## TASK:
Extract every line from the records below that contains the word "arrow".

(Entries from a dataset of interfaces)
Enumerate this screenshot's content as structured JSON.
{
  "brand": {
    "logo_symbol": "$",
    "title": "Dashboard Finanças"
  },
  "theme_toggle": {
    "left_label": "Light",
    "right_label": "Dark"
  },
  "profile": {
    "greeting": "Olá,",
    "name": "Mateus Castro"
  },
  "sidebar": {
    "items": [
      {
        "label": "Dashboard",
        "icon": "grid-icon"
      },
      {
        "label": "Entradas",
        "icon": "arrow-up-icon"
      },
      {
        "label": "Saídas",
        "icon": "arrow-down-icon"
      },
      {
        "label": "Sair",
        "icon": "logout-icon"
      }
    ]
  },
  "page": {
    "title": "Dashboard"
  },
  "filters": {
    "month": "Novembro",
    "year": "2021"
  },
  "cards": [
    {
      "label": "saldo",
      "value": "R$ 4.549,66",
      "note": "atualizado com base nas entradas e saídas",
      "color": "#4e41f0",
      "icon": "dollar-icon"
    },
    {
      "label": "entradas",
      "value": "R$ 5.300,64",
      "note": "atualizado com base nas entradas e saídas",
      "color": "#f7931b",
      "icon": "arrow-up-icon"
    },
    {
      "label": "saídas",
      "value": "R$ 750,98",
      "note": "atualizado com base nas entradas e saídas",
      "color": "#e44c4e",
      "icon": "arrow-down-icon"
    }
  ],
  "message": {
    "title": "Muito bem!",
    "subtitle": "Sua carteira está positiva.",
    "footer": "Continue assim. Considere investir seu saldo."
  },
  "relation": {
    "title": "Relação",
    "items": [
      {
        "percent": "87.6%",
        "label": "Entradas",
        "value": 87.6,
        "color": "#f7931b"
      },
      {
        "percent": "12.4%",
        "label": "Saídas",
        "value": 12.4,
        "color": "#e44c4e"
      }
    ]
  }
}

## EXERCISE SOLUTION:
        "icon": "arrow-up-icon"
        "icon": "arrow-down-icon"
      "icon": "arrow-up-icon"
      "icon": "arrow-down-icon"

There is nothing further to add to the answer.